Every woodworking handyman wants a benchtop router table with many great features such as a router table fence, a router plate or other router base, a drill press, and measurement tools for perfection routing.
However, buying a quality pre-made table like CNC router table, you know it is going to be expensive. That is why more and more people are making their own benchtop router table. If you’re looking for a super easy way to build a router table you should definitely look at starting with a kitchen cabinet.
You’d be surprised how easily these can be retrofitted to create the perfect router table where you can save some money and also save some time. Now, technically, you’re only using the countertop portion of the old cabinet to make the actual router table, but the cabinet portion is going to be helpful if you want something for it to stand up on. Of course, that’s only if it’s going to be a permanent fixture.
The Pieces You Need
Countertop – You’ll want something that is at least 6 linear feet because that’s going to give you a 3-foot table. This is about the minimum you’re going to want to get basically any kind of project that you want. These pieces, however, aren’t very long when you consider it’s a kitchen cabinet so you shouldn’t have a problem finding a scrap somewhere.
T-nuts, eye bolts, washers, router table insert plate, 1/2” router bit, wood glue, ½”, 1 ¼”, and 2” coarse thread screws – You’ll need several different kinds of connective pieces to help you put things together as you go along. Your best bet is to bring your boxes of miscellaneous screws and pieces for this part.
Metal rails – You’ll need rails to help support everything, so a 6-foot piece of 1” rail will work. You can find these pretty easily or use something you might have around the house. Vacuum hose adapter – You’ll be surprised how this is actually going to help you get everything put together quickly and easily.
Putting It Together
- You can use a circular saw or a table saw to start the cutting process but you want to cut off any backsplash that your countertop may have. If the main portion of the countertop isn’t flat you may also want to cut that section off as well (this happens sometimes on the front of countertops).
- The first hole you want to make is for the insert plate. You need it to be 3 ½” from the back edge with at least a ½” guide around the outside. Set your router bit depth and stack your guide material with the plate itself and start cutting the inner edge of your groove. Make sure if you’re using a table saw you put the laminate side of the countertop face up and if you’re using a circular saw you put it face down. This will prevent chipping.
- You’ll want to help finish out the hole by cutting the inner edge of the groove that you’ve created.
- Attach your rails to the underside of the countertop to form a support system for when you use your router and your plates on the table.
- Next, you’ll need all of your cut pieces to assemble your framework and fence. You need a 6” x 28” base, a 3 ½” x 28” face backer, 5” x 30” face, 2 2 ¾” x 4 ½” dust pen pieces, and 6 3 ½” x 5 3/16” brackets.
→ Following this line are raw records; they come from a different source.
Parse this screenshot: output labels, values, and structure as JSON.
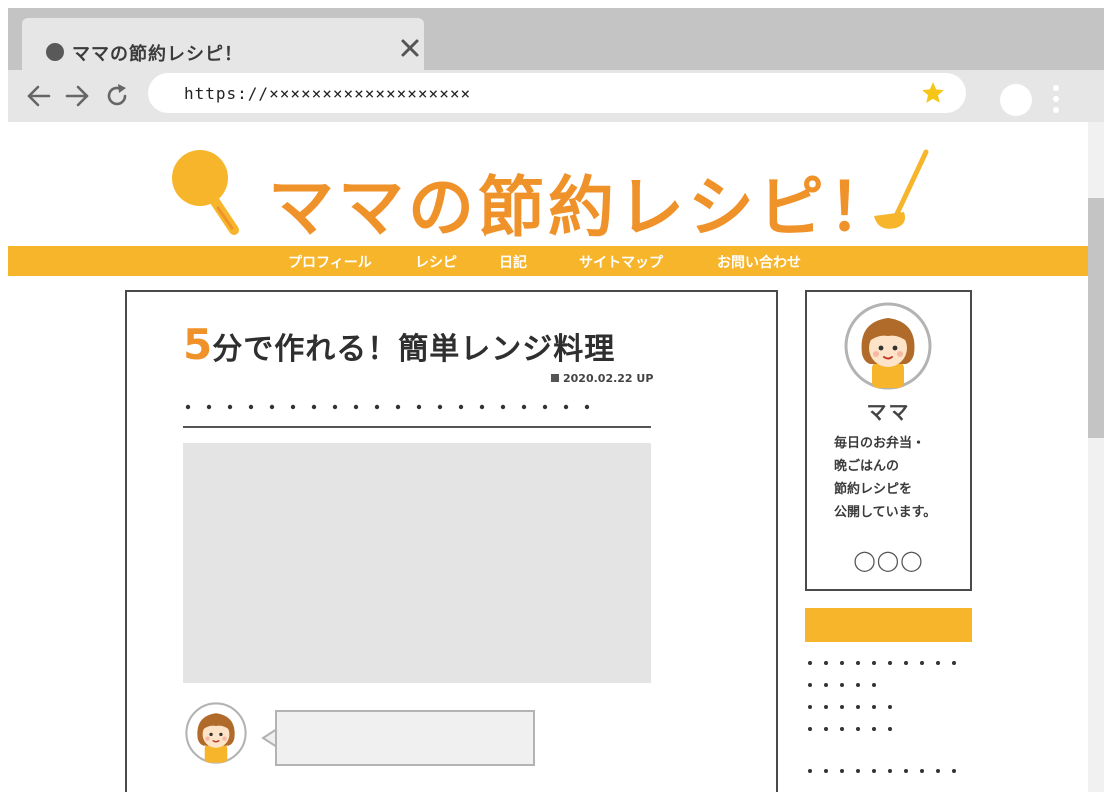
{
  "browser": {
    "tab_title": "ママの節約レシピ！",
    "url": "https://×××××××××××××××××××"
  },
  "site": {
    "title": "ママの節約レシピ！",
    "nav": [
      "プロフィール",
      "レシピ",
      "日記",
      "サイトマップ",
      "お問い合わせ"
    ]
  },
  "article": {
    "title_number": "5",
    "title_rest": "分で作れる！簡単レンジ料理",
    "date": "2020.02.22 UP"
  },
  "profile": {
    "name": "ママ",
    "bio": [
      "毎日のお弁当・",
      "晩ごはんの",
      "節約レシピを",
      "公開しています。"
    ],
    "circles": "◯◯◯"
  },
  "colors": {
    "accent_yellow": "#f7b52b",
    "accent_orange": "#f0922a",
    "chrome_gray": "#c4c4c4",
    "placeholder_gray": "#e4e4e4"
  },
  "icons": [
    "tab-favicon-icon",
    "close-icon",
    "back-arrow-icon",
    "forward-arrow-icon",
    "reload-icon",
    "bookmark-star-icon",
    "kebab-menu-icon",
    "frying-pan-icon",
    "ladle-icon",
    "avatar-icon"
  ]
}
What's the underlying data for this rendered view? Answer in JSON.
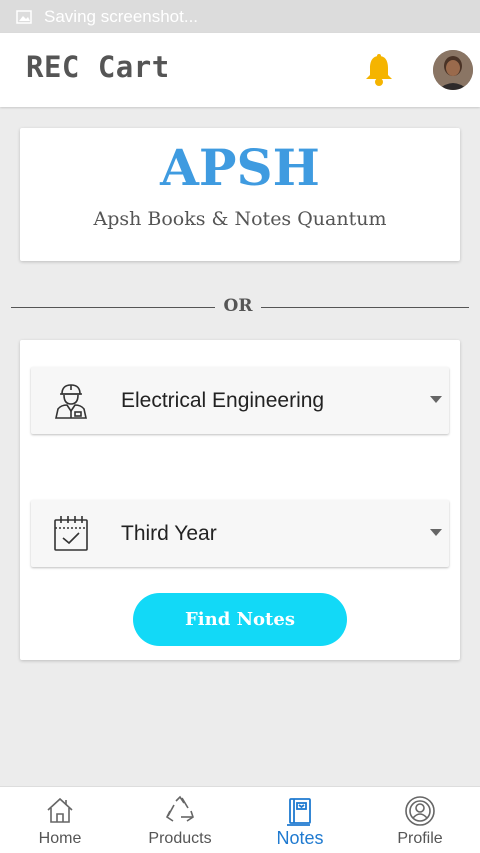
{
  "status_bar": {
    "text": "Saving screenshot..."
  },
  "header": {
    "title": "REC Cart"
  },
  "brand": {
    "title": "APSH",
    "subtitle": "Apsh Books & Notes Quantum"
  },
  "divider": {
    "text": "OR"
  },
  "form": {
    "branch": {
      "selected": "Electrical Engineering",
      "icon": "engineer-icon"
    },
    "year": {
      "selected": "Third Year",
      "icon": "calendar-icon"
    },
    "submit_label": "Find Notes"
  },
  "bottom_nav": {
    "items": [
      {
        "label": "Home",
        "icon": "home-icon"
      },
      {
        "label": "Products",
        "icon": "recycle-icon"
      },
      {
        "label": "Notes",
        "icon": "notes-icon",
        "active": true
      },
      {
        "label": "Profile",
        "icon": "profile-icon"
      }
    ]
  },
  "colors": {
    "accent": "#3f9be0",
    "button": "#12d9f7",
    "active_nav": "#1f7ad0",
    "bell": "#f5b400"
  }
}
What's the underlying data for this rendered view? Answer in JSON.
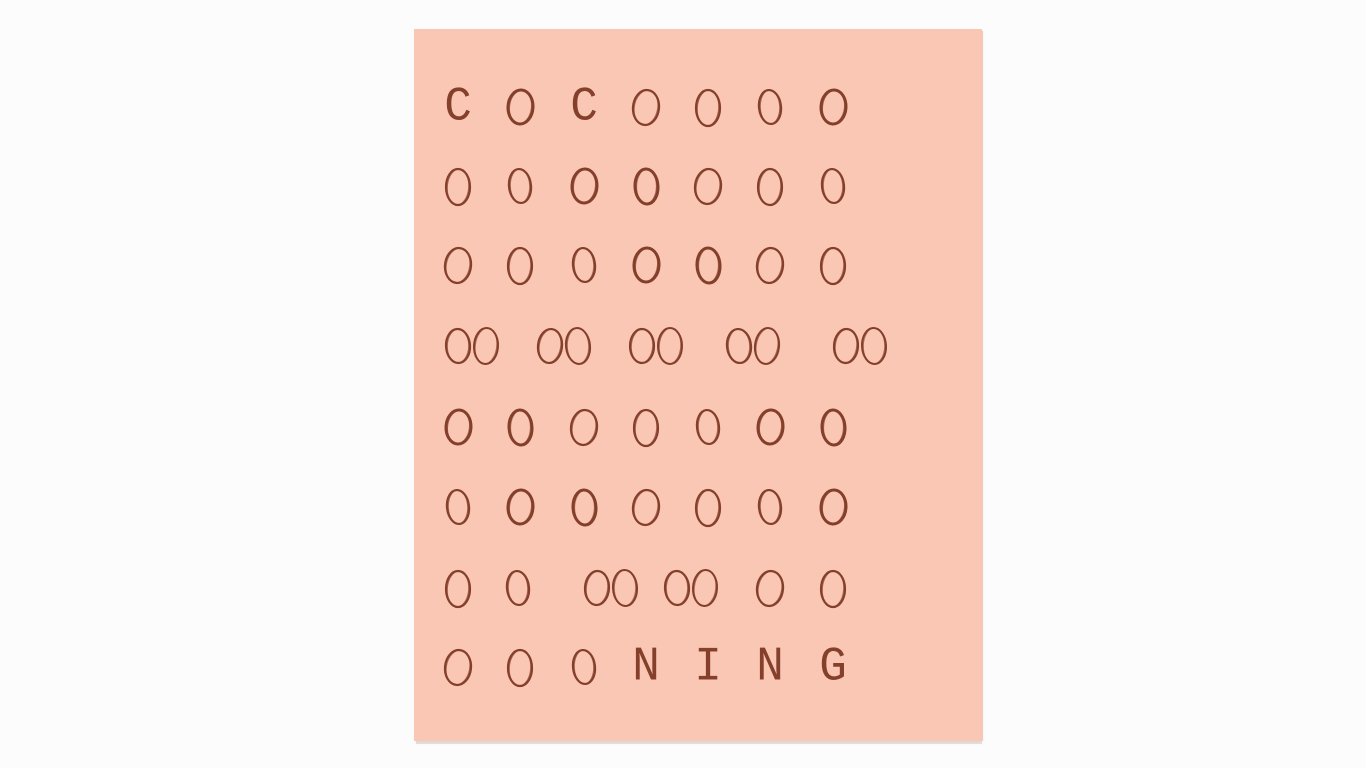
{
  "scene": {
    "wall_color": "#fcfcfc",
    "canvas_color": "#fbc7b5",
    "ink_color": "#7a3520"
  },
  "artwork": {
    "rows": [
      [
        "C",
        "O",
        "C",
        "O",
        "O",
        "O",
        "O"
      ],
      [
        "O",
        "O",
        "O",
        "O",
        "O",
        "O",
        "O"
      ],
      [
        "O",
        "O",
        "O",
        "O",
        "O",
        "O",
        "O"
      ],
      [
        "OO",
        "OO",
        "OO",
        "OO",
        "OO"
      ],
      [
        "O",
        "O",
        "O",
        "O",
        "O",
        "O",
        "O"
      ],
      [
        "O",
        "O",
        "O",
        "O",
        "O",
        "O",
        "O"
      ],
      [
        "O",
        "O",
        "OO",
        "OO",
        "O",
        "O"
      ],
      [
        "O",
        "O",
        "O",
        "N",
        "I",
        "N",
        "G"
      ]
    ]
  }
}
- Take your base and lay it flat on the table. Then attach two of the bracket pieces to each other using glue and repeat for another two brackets. These will go on the outer sides of the base piece with 1 ½” of space between the side edge and the bracket on each side. Next, measure 6 ½” in from the outer edge and 4” back and screw in one eye bolt and each side. The T-nut will fit into the bottom of the piece.
- Cut a half circle in the middle of the back side of the base board that’s 4” wide at the base and 2” deep. Repeat on the face backer.
- Surround this circle on the base board with one bracket on each side. Attach the dust pen pieces to each other to form a 90° angle and cut a hole in one of the pieces that is the diameter of your vacuum hose.
- Take the final piece and carve a half-circle in the middle of the back that is sized to work for your router bits.
- Make sure you drill pilot holes and use coarse threaded screws as a fine threaded one will not hold.
- When it comes time to attach your fence face to the underside of the unit you want to use 1 ½” screws through the backer and then use the T-nuts carefully.
- Your table is now ready to go, though you’re only going to have a surface at this point. If you use the entire cabinet you can set up the router table in your garage or workspace in its own permanent (or semi-permanent) location.
You can find even more information by checking out the Family Handyman right here. You’ll see pictures and more demonstrations of just what you need to do and how you can make sure your table is going to be in tip top shape. After all, that’s the most important part, right? You need a table that you can trust to use your router with and you definitely need something that’s going to last at least a while. You don’t want to put your time and effort into it and it doesn’t work.
The best thing about this particular router table, however, is that you’re not going to spend a whole lot of money. So when you do have more money to spend, you can pick up a nicer, newer table that really suits all your needs and you won’t have to feel bad about getting rid of this one. But, in the meantime, you have something that is definitely going to make all of your projects a whole lot easier and a whole lot more enjoyable at the same time. That’s definitely going to be a big benefit for anyone.